I want today to say to the Unionist community that there is no constitutional threat to the position of Northern Ireland within the United Kingdom from this part of the island. Those who used violence to try to force you into a united Ireland have, thankfully, not only stopped their war, but have decommissioned the means by which they waged that war.

The Good Friday Agreement has delivered us to this point today and we must all now take account of the realities of the changes that have taken place. Now, more than ever, there is a need for frank and inclusive engagement right across the political divide in Northern Ireland.

In particular, Loyalism must now also be carried forward by the tide of opportunity that is at hand. In the end, the peace process must leave no one behind. I am convinced that there are many within Loyalism who wish to play a constructive part in the new landscape of relationships emerging. As with the journey embarked upon by militant Republicans, I recognise that they need space, encouragement and support to move beyond their recent past.

I pledge today that those seeking genuine efforts at transformation will see a positive and open response from my government. It will be a response that will not diminish my commitment to a united Ireland, no more than it will make Loyalists any less Unionist, but a response that seeks to live out the true spirit of Wolfe Tone in the Republican ideals of liberty of conscience, equality of opportunity and fraternity of relationships.

I have a message too for those who refuse to journey down the road to final peace. To those involved in sectarian attacks on Catholic schools or Orange Halls. To those who offer nothing but simmering ancient hatreds. To those who continue with their criminality, creating nothing but misery.

They need to know their actions will not be tolerated. They need to know they will face the full rigour of the law. They need to know that they will not succeed. Because we are not going to be diverted from creating the reality of a better island for all the people, Nationalist and Unionist.

What any future generation achieves will be for them to shape. But we, in our time, have done much to break the cycle of violence and we must continue down that road. I believe that through the full implementation of the Good Friday Agreement our nation will continue to forge ahead in the years to come on a path of peace and prosperity for our children and our children’s children.

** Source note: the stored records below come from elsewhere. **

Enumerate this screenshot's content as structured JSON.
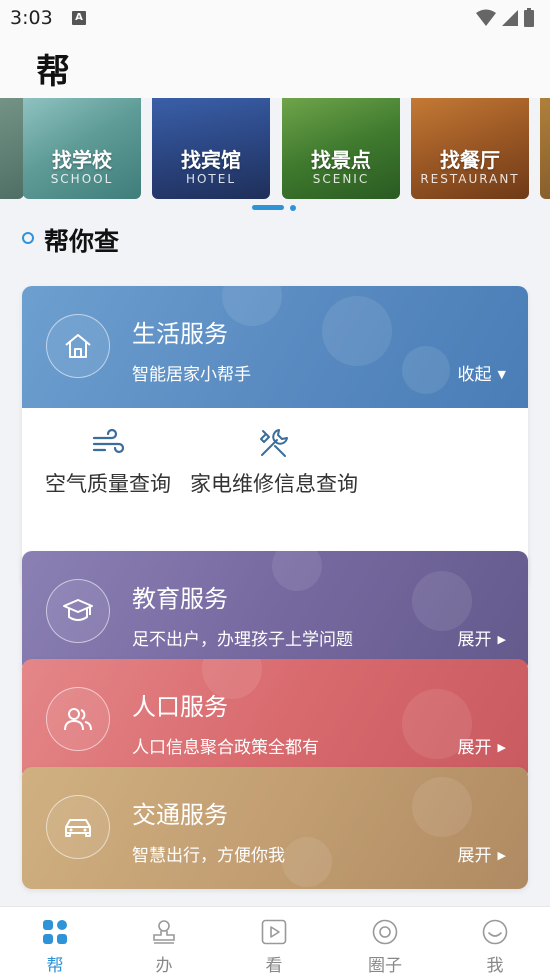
{
  "status_bar": {
    "time": "3:03",
    "notif_letter": "A"
  },
  "header": {
    "title": "帮"
  },
  "carousel": {
    "tiles": [
      {
        "title": "找学校",
        "subtitle": "SCHOOL"
      },
      {
        "title": "找宾馆",
        "subtitle": "HOTEL"
      },
      {
        "title": "找景点",
        "subtitle": "SCENIC"
      },
      {
        "title": "找餐厅",
        "subtitle": "RESTAURANT"
      }
    ]
  },
  "section": {
    "title": "帮你查"
  },
  "cards": [
    {
      "title": "生活服务",
      "desc": "智能居家小帮手",
      "toggle": "收起",
      "icon": "home-icon",
      "color": "#5b8fc4",
      "items": [
        {
          "label": "空气质量查询",
          "icon": "wind-icon"
        },
        {
          "label": "家电维修信息查询",
          "icon": "tools-icon"
        }
      ]
    },
    {
      "title": "教育服务",
      "desc": "足不出户，办理孩子上学问题",
      "toggle": "展开",
      "icon": "graduation-cap-icon",
      "color": "#7b6fa4"
    },
    {
      "title": "人口服务",
      "desc": "人口信息聚合政策全都有",
      "toggle": "展开",
      "icon": "people-icon",
      "color": "#d96b6f"
    },
    {
      "title": "交通服务",
      "desc": "智慧出行，方便你我",
      "toggle": "展开",
      "icon": "car-icon",
      "color": "#c29e72"
    }
  ],
  "bottom_nav": [
    {
      "label": "帮",
      "icon": "grid-icon",
      "active": true
    },
    {
      "label": "办",
      "icon": "stamp-icon",
      "active": false
    },
    {
      "label": "看",
      "icon": "play-icon",
      "active": false
    },
    {
      "label": "圈子",
      "icon": "circle-icon",
      "active": false
    },
    {
      "label": "我",
      "icon": "smile-icon",
      "active": false
    }
  ],
  "colors": {
    "accent": "#2f93d8",
    "nav_inactive": "#888888"
  }
}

James Connolly wrote that "the greatness of Wolfe Tone lay in the fact that he imitated nobody." And it is up to all of us in our generation, in the nationalist-republican family, to give the same leadership as Tone and the United Irishmen and the men of 1916 did in theirs, breaking new ground, as they once did, not being prisoners to the tyranny of history and past prejudices nor confining ourselves to such approaches as may or may not have worked in the past.

We, in Ireland, at the beginning of the 21st century find ourselves in a very different situation from those past patriots who struggled for the self-determination we are the heirs to. In many respects, we are in a stronger position, as a now long-established and well-respected member of the international community. It is the historic task of our generation to finally heal the wounds of division that have festered on this island for too long.

Working together, we will not - and cannot - permit the loss of this great opportunity given uniquely to us. For my part, I am determined to pursue the goal of peace, prosperity and reconciliation on this island so that future generations do not have to endure the conflict, deprivation and sectarianism that have been for too long a cancer in our midst."


CAIN contains information and source material on the conflict and politics in Northern Ireland.
CAIN is based within Ulster University.

go to the top of this page go to the top of this page
Last modified :